This morning, I read a piece in which two authors bandied about favorite books and authors in a genre I hadn’t heard of: fantasy noir. I followed leads to several references. One particular author had written a biography of Richard Brautigan, author of Trout Fishing in America, among others.
I read several of Brautigan’s works in my (pre-)teens. I remember liking his stuff. (The biography looks good, too.) But there were a couple of works that didn’t come up in my search. And that led me to the realize I was thinking of another author: William Kotzwinkle, who wrote a book I *loved* at the time, Elephant Bangs Train (short stories). To this day, I think now and then about A Most Incredible Meal, especially when a celebration ignores a tragedy, which happens quite often.
But, what about Reflections on a Gift of Watermelon Pickle? I’d misattributed that to Brautigan, as well. I find now it was from an eclectic collection of poems by then-modern poets. Looking at the table of contents online, I don’t recognize any of the titles, but this one stuck through the years.
Learning involves building connections, particularly non-linear and tangential. We laugh at recalling minutia from decades ago while forgetting what day it is today, but to get a hint of what lies below the surface — the depth of knowledge and experience we might plumb — is a delight. The mind amuses and amazes. You’re never alone once you befriend yourself.
Downtown. Ah, I still love Petula Clark 50+ years later. You could tell me she was an antifeminist, homophobic racist, and I would still love her (with some judgement — but understand, that was rhetorical, she’s as innocent as can be, as far as I know). Downtown pops up in my workout playlist at least once a week. Nowadays, the song has taken on a ‘chamber of commerce’ feel — hey, everybody, free parking after 6pm Downtown! I don’t know if I originally caught the wistful melancholy, but it’s still groovy, man.
“Just like downtown.” My high school chemistry teacher, Mr Kapriva, used to say “just like downtown,” explaining for the benefit of his young charges that it meant “cool.” Mr Kapriva liked me because I sat in the front row and wore a tie and carried a briefcase. (It was an act of rebellion, at the time — the 60s lasted until 1973.) Each day, he would acknowledge my tie. It seemed to kill him that I bought my ties at a drugstore (3 for $5). Just like downtown.
Mr Kapriva had great hopes for my academic potential but did little to enhance it, though he was kind enough to give me a medal at the end of the year.

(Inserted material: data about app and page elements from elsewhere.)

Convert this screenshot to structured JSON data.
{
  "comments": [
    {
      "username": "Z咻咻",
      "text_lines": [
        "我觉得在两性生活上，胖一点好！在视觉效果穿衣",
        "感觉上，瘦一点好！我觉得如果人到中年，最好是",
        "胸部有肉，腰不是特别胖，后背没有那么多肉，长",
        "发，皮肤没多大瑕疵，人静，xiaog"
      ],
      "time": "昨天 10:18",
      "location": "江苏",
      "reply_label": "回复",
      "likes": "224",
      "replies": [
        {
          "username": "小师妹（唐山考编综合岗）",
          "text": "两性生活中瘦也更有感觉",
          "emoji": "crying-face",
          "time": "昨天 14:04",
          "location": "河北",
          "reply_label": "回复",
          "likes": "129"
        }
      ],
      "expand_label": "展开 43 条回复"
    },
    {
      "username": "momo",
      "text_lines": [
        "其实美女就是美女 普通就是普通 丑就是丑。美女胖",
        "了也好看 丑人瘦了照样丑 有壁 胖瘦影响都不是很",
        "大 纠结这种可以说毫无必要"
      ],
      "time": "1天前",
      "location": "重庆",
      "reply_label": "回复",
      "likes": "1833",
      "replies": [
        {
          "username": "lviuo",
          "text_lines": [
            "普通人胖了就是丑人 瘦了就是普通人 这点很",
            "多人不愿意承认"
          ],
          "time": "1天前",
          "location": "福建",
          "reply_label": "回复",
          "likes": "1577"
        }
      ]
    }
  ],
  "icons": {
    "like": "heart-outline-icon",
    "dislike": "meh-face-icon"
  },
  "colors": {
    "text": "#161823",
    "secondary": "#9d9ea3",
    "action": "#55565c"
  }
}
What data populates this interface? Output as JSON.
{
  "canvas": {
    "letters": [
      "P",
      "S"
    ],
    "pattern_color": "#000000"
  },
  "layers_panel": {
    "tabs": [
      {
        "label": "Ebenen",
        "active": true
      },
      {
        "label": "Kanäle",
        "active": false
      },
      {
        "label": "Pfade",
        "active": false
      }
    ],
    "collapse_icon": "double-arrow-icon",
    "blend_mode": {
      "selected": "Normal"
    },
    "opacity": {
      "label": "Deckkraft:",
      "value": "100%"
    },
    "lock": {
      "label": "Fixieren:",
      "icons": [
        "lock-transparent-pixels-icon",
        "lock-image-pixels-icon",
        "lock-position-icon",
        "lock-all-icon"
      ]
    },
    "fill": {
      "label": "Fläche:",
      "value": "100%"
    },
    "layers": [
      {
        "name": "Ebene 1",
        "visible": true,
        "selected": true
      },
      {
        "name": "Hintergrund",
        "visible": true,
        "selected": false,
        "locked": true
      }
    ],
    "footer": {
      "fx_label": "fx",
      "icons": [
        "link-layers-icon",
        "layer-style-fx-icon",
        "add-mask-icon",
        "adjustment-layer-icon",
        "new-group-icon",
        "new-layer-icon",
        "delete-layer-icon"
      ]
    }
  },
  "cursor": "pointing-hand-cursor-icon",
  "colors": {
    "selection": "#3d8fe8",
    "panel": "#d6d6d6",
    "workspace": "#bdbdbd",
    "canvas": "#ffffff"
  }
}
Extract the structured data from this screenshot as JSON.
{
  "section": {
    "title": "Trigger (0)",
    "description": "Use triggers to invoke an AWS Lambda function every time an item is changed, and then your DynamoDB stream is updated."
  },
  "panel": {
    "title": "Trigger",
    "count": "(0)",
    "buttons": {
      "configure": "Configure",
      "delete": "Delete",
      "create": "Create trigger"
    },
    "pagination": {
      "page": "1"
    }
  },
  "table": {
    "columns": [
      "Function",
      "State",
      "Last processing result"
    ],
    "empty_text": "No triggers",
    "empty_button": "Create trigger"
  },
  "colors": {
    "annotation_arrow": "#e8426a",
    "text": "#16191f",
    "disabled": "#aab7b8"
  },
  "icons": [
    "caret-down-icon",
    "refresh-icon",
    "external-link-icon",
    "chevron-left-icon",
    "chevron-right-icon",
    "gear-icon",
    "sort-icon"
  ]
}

It wasn’t until college that I had serious lab experience, which taught me I love cleaning glass but hate memorizing highly structured data. (I need to build my own structure.)
Mr Kapriva’s chemistry colleague, Mr Palmer, might have been a better teacher. Certainly, their colleague, Mr Duncan, intimidated the hell out of me (which is why I never studied physics except to the extent it inevitably overlaps chemistry and math).
I liked Kapriva but my favorite teachers were able to make me feel special while insisting I prove it. Like Ms Kraft (Algebra) and Mr Kokonis (Calculus).
“Don’t hang around and let your problems surround you … You can forget all your troubles, forget all your cares” Downtown. Cool.